Given the existence of capitalist productive relations in China there is a dangerous basis for corruption and rightism in the Party. Luckily, comrade Xi Jinping, current General Secretary of the CPC and President of the PRC, has launched massive anti-corruption campaigns to curb the influence of Chinese billionaires (who are regularly jailed or “disappeared”) and other corrupt officials. While the CPC is faced with many crucial problems of socialist development, the 80-million-member Party stands strong under the leadership of comrade Xi. Xi Jinping and the CPC have plans to eradicate poverty by 2030 and develop the basic productive forces for socialism by 2049, a century after liberation. While the future is unknown, the success of the past 40 years (and generally since 1949) provides many reasons for optimism. Losurdo writes:
While initiating his policies of reform and openness, Deng was aware of their inherent risks. In October 1978, he cautioned, “We shall not allow a new bourgeoisie to take shape.” This goal is not contradicted by tolerance granted to individual capitalists. Of course, they must be given much consideration. However, one point is constant: “the struggle against these individuals is different from the struggle of one class against another, which occurred in the past (these individuals cannot form a cohesive and overt class)” (Deng 1992–95, vol. 2, 144, 178). Although there are residues of the old class struggle, on the whole, with the strengthening of the revolution and the communist party’s power, a new situation was created. “Is it possible that a new bourgeoisie will emerge? A handful of bourgeois elements may appear, but they will not form a class,” especially as there is a “state apparatus” that is “powerful” and able to control them (Deng 1992–95, vol. 3, 142–43). Besides the power of the state, ideology plays an important role: many of the new rich, although not communists, feel patriotic and share the horror at the “century of humiliation” that began with the Opium Wars and ended with the victory of the revolution, so these new rich also share the dream of “rejuvenation of the Chinese nation.”

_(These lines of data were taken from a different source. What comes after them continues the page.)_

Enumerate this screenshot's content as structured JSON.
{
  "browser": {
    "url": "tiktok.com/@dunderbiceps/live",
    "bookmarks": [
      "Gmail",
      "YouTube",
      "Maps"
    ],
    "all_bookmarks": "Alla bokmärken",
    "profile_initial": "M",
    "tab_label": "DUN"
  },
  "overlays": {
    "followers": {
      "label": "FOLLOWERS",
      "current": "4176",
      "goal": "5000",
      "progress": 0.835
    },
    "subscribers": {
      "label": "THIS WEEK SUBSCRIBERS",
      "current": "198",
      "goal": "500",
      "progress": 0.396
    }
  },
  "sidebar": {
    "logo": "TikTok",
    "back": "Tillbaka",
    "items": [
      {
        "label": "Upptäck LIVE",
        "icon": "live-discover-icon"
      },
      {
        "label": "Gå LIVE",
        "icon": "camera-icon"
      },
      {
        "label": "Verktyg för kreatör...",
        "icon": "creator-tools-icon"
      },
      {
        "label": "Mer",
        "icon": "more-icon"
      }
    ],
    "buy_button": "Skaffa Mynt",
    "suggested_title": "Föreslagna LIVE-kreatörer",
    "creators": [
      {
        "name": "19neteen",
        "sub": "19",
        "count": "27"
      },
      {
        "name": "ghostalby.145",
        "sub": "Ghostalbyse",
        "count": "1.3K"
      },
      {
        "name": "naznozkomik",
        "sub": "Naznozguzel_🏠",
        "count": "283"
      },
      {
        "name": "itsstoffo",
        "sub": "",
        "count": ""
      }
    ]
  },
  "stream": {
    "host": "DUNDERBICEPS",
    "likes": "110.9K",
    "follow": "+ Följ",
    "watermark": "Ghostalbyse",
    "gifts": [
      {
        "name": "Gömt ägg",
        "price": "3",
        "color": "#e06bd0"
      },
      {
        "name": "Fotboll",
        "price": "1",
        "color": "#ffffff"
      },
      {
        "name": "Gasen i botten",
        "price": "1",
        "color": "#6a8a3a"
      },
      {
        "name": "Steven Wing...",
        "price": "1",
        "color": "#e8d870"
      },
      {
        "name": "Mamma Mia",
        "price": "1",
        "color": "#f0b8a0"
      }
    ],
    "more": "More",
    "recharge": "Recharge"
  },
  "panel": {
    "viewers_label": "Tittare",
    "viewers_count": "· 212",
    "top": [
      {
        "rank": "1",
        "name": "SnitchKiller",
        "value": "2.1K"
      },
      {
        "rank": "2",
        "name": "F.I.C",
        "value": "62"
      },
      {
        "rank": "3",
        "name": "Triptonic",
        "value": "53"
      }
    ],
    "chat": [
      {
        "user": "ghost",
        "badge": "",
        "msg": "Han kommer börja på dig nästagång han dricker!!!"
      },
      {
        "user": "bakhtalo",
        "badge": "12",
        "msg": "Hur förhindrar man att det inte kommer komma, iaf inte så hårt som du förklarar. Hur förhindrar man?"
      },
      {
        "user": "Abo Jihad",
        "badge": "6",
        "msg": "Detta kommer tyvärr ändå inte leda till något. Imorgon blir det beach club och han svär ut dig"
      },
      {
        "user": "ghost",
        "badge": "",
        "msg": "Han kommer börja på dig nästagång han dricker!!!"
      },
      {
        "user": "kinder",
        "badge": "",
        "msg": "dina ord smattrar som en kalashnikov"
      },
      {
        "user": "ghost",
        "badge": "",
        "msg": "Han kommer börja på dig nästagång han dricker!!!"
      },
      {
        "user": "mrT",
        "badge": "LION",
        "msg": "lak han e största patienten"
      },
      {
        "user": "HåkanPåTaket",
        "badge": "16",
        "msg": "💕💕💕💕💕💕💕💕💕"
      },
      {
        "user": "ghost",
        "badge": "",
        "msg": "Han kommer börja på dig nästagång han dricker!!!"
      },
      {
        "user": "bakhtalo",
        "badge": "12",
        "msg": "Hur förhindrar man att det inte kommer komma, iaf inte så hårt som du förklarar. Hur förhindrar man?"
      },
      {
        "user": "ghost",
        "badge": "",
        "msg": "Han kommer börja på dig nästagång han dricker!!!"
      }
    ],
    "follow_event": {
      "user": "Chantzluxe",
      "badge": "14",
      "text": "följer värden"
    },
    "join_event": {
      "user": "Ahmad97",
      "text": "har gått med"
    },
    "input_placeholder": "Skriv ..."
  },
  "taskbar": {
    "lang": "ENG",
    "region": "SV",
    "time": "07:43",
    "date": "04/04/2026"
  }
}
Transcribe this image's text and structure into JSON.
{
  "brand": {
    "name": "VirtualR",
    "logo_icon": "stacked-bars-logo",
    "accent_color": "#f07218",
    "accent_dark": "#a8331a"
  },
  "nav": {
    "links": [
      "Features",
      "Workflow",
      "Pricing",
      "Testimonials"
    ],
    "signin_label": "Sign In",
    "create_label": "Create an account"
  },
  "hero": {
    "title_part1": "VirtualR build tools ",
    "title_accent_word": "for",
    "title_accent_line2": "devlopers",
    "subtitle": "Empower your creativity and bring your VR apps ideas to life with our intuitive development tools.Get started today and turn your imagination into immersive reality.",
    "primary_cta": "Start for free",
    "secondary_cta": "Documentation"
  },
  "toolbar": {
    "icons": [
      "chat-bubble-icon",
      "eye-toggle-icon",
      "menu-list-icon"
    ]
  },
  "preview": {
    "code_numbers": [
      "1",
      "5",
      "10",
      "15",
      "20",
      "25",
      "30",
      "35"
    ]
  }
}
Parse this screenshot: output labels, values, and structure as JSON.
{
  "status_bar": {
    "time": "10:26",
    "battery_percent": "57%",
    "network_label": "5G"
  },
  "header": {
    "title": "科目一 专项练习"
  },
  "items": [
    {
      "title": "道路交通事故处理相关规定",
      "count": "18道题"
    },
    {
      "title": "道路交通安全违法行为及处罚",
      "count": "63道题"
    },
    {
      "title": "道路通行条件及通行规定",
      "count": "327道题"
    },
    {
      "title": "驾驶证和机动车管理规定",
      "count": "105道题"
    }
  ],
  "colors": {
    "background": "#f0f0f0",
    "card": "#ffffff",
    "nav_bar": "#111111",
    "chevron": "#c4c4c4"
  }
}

And yet, precisely as a result of the success of policy reforms and the extraordinary economic growth of China, the number of millionaires and billionaires is growing dramatically; will the wealth accumulated by the new capitalists have an influence on politics? It is in light of this concern that you may fully comprehend the on-going campaign against corruption.
The enormously successful Chinese Revolution is not without its defects. In order to properly learn from the Chinese experience, it is necessary to delve into the history to glean important lessons about class struggle and socialist development. While the Chinese Communists have achieved wild success in their 96 years, I do believe that the hiccups of the revolutionary process are too often idealized as its defining components by many Western leftists. Both partisans and detractors place great importance on both the Great Leap Forward and the ‘cultural revolution’, which in my evaluation mark difficult and tumultuous chapters in an otherwise positive experience of the Chinese revolution.
Economic Legacies of the Cultural Revolution, Liang Bai
Whither China?, R. Palme Dutt
“The Performance of Industry during the Cultural Revolution: Second Thoughts”, Robert Michael Field, The China Quarterly
Maoism: Words & Deeds, Vladimir Glebov
The Economic ‘Theories’ of Maoism, E. Korbash
“The ‘State Capitalist’ and “Bureaucratic Exploitative’ Interpretations of the Soviet Social Formation: A Critique”, David Laibman, The Soviet Union: Socialist or Social-Imperialist?
Historic Lessons of China’s Cultural Revolution, Cynthia Lai
“Has China Turned to Capitalism?—Reflections on the Transition from Capitalism to Socialism”, Domenico Losurdo, International Critical Thought
On Contradiction, Mao Zedong
Critique of the Gotha Programme, Karl Marx